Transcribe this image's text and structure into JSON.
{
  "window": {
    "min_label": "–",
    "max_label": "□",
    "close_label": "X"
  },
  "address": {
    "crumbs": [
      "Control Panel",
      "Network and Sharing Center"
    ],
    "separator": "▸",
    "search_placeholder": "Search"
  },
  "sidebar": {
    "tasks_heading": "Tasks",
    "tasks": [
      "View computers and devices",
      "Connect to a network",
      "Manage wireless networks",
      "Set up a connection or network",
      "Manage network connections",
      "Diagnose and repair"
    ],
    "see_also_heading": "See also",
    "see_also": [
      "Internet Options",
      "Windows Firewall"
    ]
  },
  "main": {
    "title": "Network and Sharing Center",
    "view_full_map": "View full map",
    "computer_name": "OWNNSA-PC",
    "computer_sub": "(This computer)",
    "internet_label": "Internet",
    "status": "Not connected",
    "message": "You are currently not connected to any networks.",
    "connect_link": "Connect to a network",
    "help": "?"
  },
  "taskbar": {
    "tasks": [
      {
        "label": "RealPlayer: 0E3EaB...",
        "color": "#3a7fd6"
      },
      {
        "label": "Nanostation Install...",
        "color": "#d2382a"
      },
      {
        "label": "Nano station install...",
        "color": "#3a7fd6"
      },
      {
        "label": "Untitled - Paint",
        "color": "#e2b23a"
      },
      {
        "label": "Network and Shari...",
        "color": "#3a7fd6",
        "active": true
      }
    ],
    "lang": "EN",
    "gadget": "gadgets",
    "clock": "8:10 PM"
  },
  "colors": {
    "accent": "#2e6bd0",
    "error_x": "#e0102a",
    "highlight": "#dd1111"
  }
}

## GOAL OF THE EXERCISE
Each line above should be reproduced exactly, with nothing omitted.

## WRITTEN RESPONSE
Transcribe this image's text and structure into JSON.
{
  "window": {
    "min_label": "–",
    "max_label": "□",
    "close_label": "X"
  },
  "address": {
    "crumbs": [
      "Control Panel",
      "Network and Sharing Center"
    ],
    "separator": "▸",
    "search_placeholder": "Search"
  },
  "sidebar": {
    "tasks_heading": "Tasks",
    "tasks": [
      "View computers and devices",
      "Connect to a network",
      "Manage wireless networks",
      "Set up a connection or network",
      "Manage network connections",
      "Diagnose and repair"
    ],
    "see_also_heading": "See also",
    "see_also": [
      "Internet Options",
      "Windows Firewall"
    ]
  },
  "main": {
    "title": "Network and Sharing Center",
    "view_full_map": "View full map",
    "computer_name": "OWNNSA-PC",
    "computer_sub": "(This computer)",
    "internet_label": "Internet",
    "status": "Not connected",
    "message": "You are currently not connected to any networks.",
    "connect_link": "Connect to a network",
    "help": "?"
  },
  "taskbar": {
    "tasks": [
      {
        "label": "RealPlayer: 0E3EaB...",
        "color": "#3a7fd6"
      },
      {
        "label": "Nanostation Install...",
        "color": "#d2382a"
      },
      {
        "label": "Nano station install...",
        "color": "#3a7fd6"
      },
      {
        "label": "Untitled - Paint",
        "color": "#e2b23a"
      },
      {
        "label": "Network and Shari...",
        "color": "#3a7fd6",
        "active": true
      }
    ],
    "lang": "EN",
    "gadget": "gadgets",
    "clock": "8:10 PM"
  },
  "colors": {
    "accent": "#2e6bd0",
    "error_x": "#e0102a",
    "highlight": "#dd1111"
  }
}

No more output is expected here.